*Exercise goal*. The answer must be every line below that holds the word "vous".

*Records provided*.
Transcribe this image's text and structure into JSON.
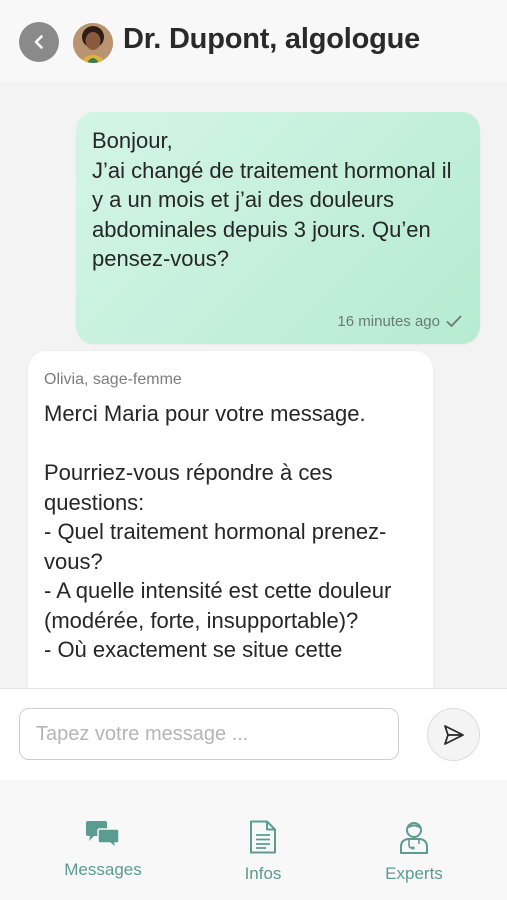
{
  "header": {
    "title": "Dr. Dupont, algologue",
    "back_icon": "chevron-left-icon",
    "avatar_icon": "avatar"
  },
  "messages": [
    {
      "direction": "sent",
      "text": "Bonjour,\nJ’ai changé de traitement hormonal il y a un mois et j’ai des douleurs abdominales depuis 3 jours. Qu’en pensez-vous?",
      "time": "16 minutes ago",
      "status_icon": "checkmark-icon"
    },
    {
      "direction": "received",
      "sender": "Olivia, sage-femme",
      "text": "Merci Maria pour votre message.\n\nPourriez-vous répondre à ces questions:\n- Quel traitement hormonal prenez-vous?\n- A quelle intensité est cette douleur (modérée, forte, insupportable)?\n- Où exactement se situe cette"
    }
  ],
  "composer": {
    "placeholder": "Tapez votre message ...",
    "value": "",
    "send_icon": "send-icon"
  },
  "tabs": [
    {
      "label": "Messages",
      "icon": "chat-bubbles-icon"
    },
    {
      "label": "Infos",
      "icon": "document-icon"
    },
    {
      "label": "Experts",
      "icon": "doctor-icon"
    }
  ],
  "colors": {
    "accent": "#5a9c92",
    "sent_bubble": "#c6f0dc",
    "received_bubble": "#ffffff",
    "back_button": "#8a8a8a"
  }
}
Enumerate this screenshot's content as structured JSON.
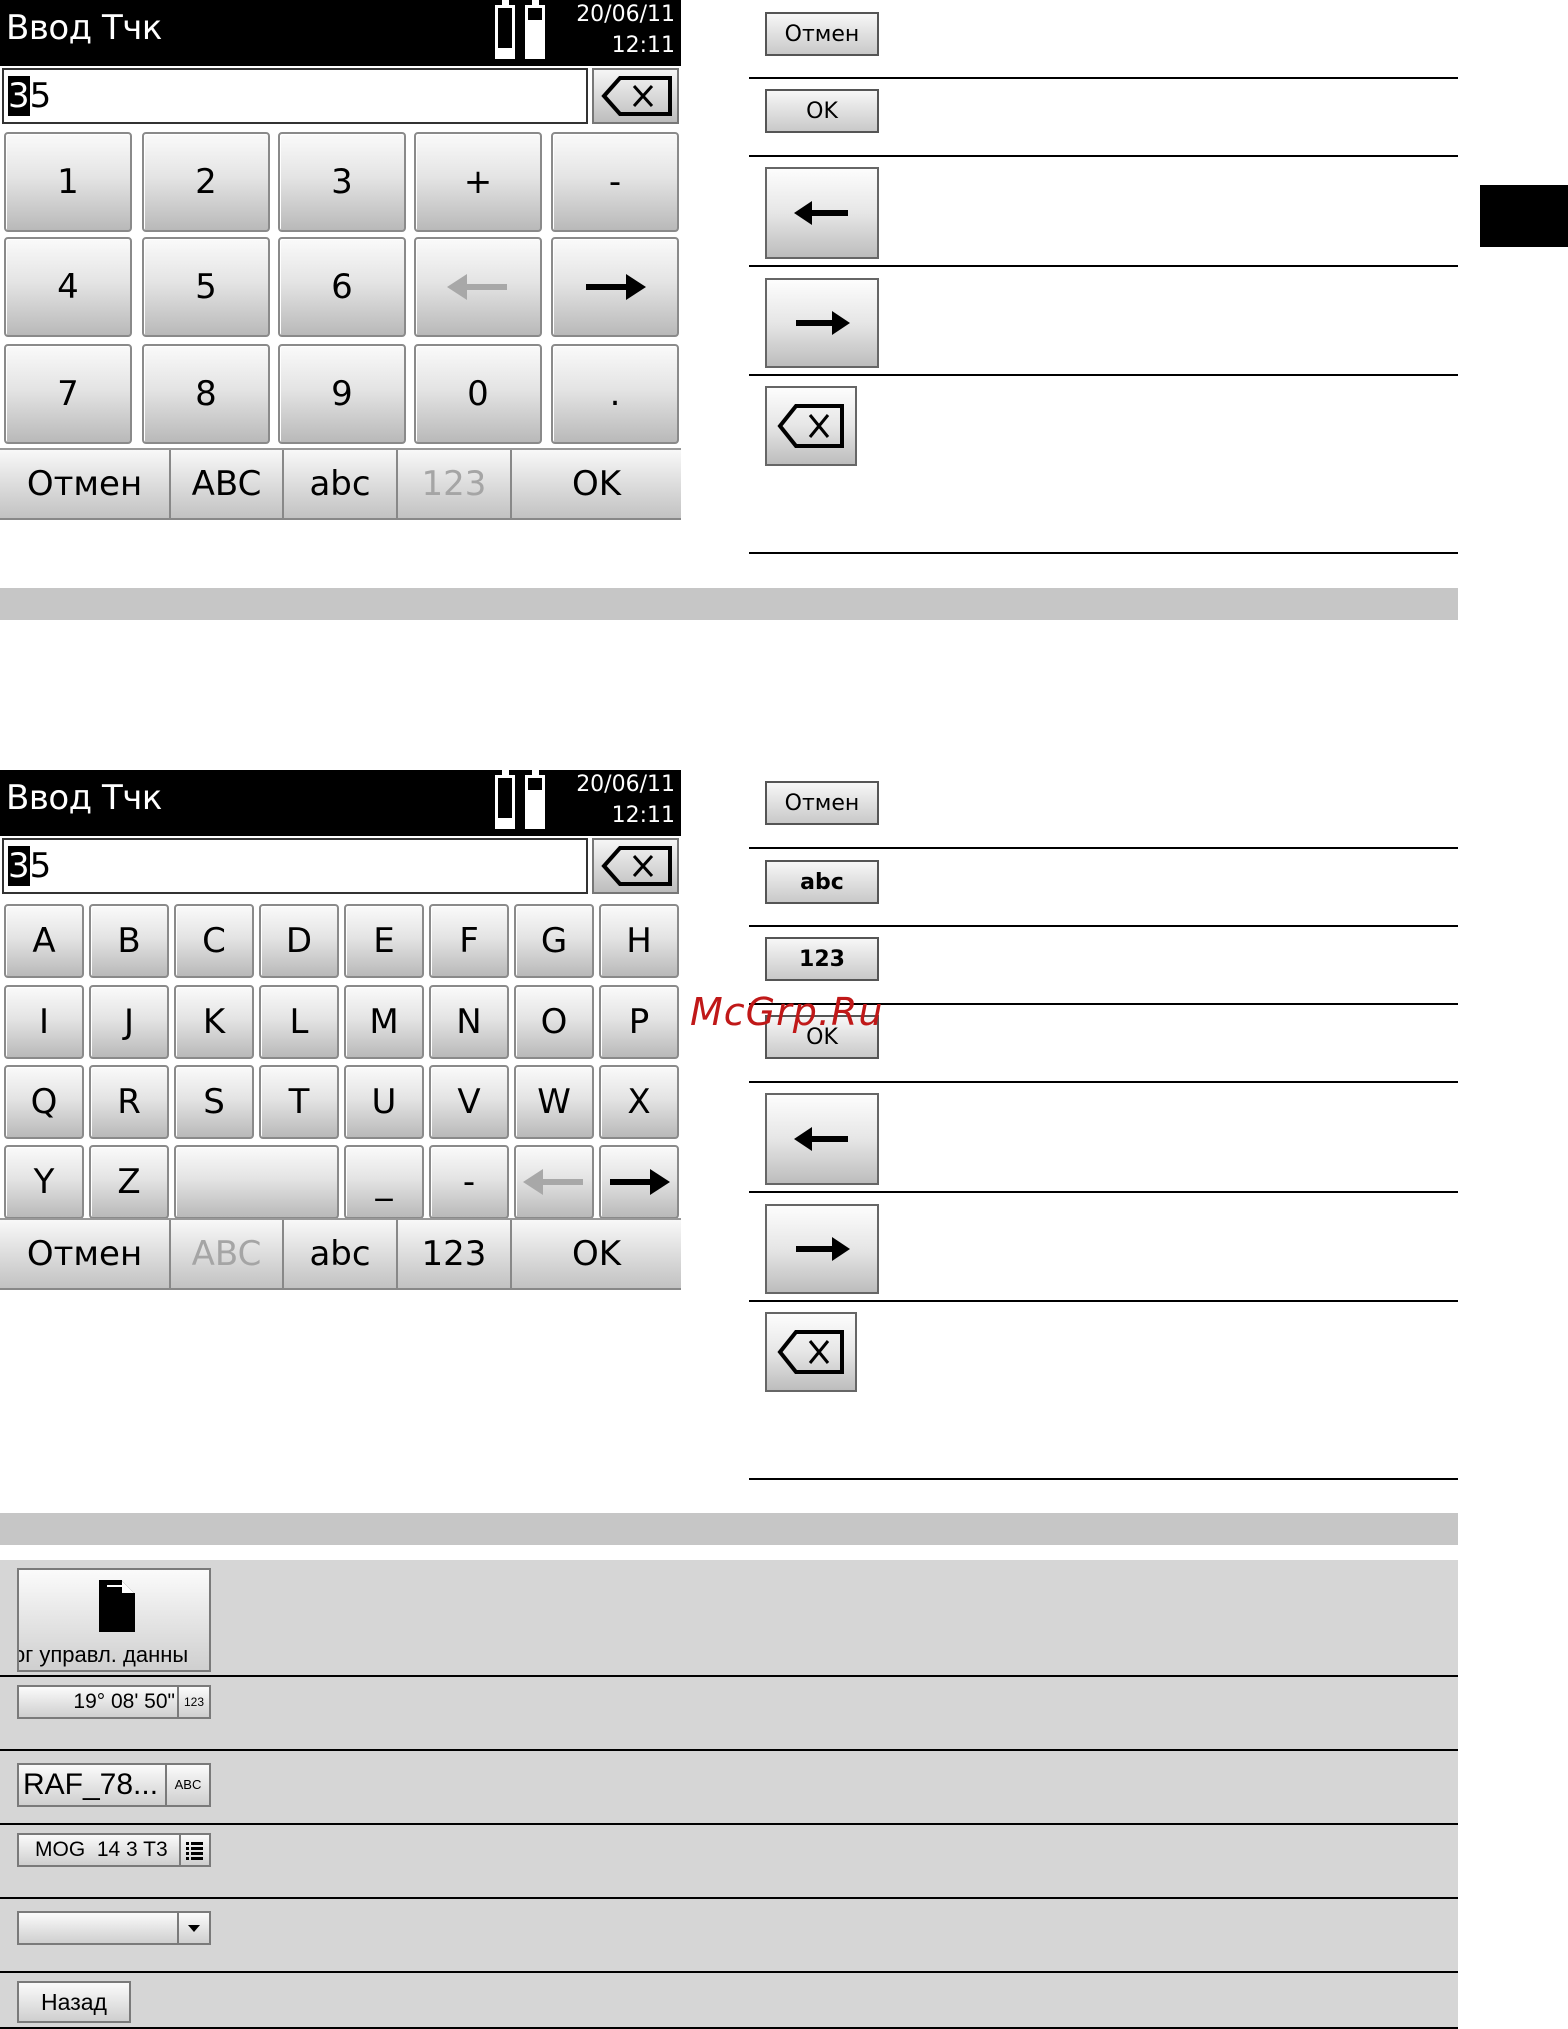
{
  "screen_numeric": {
    "title": "Ввод Тчк",
    "date": "20/06/11",
    "time": "12:11",
    "input_cursor_char": "3",
    "input_rest": "5",
    "keys": [
      "1",
      "2",
      "3",
      "+",
      "-",
      "4",
      "5",
      "6",
      "←",
      "→",
      "7",
      "8",
      "9",
      "0",
      "."
    ],
    "bottom": [
      "Отмен",
      "ABC",
      "abc",
      "123",
      "OK"
    ]
  },
  "legend_numeric": {
    "cancel": "Отмен",
    "ok": "OK"
  },
  "screen_alpha": {
    "title": "Ввод Тчк",
    "date": "20/06/11",
    "time": "12:11",
    "input_cursor_char": "3",
    "input_rest": "5",
    "keys": [
      "A",
      "B",
      "C",
      "D",
      "E",
      "F",
      "G",
      "H",
      "I",
      "J",
      "K",
      "L",
      "M",
      "N",
      "O",
      "P",
      "Q",
      "R",
      "S",
      "T",
      "U",
      "V",
      "W",
      "X",
      "Y",
      "Z",
      "",
      "_",
      "-",
      "←",
      "→"
    ],
    "bottom": [
      "Отмен",
      "ABC",
      "abc",
      "123",
      "OK"
    ]
  },
  "legend_alpha": {
    "cancel": "Отмен",
    "abc": "abc",
    "num": "123",
    "ok": "OK"
  },
  "watermark": "McGrp.Ru",
  "widgets": {
    "data_mgmt_label": "ог управл. данны",
    "angle_value": "19° 08' 50\"",
    "angle_badge": "123",
    "text_value": "RAF_78...",
    "text_badge": "ABC",
    "list_value": "MOG  14 3 T3",
    "back_label": "Назад"
  }
}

*Answer box*.
      "text": "Bonjour,\nJ’ai changé de traitement hormonal il y a un mois et j’ai des douleurs abdominales depuis 3 jours. Qu’en pensez-vous?",
      "text": "Merci Maria pour votre message.\n\nPourriez-vous répondre à ces questions:\n- Quel traitement hormonal prenez-vous?\n- A quelle intensité est cette douleur (modérée, forte, insupportable)?\n- Où exactement se situe cette"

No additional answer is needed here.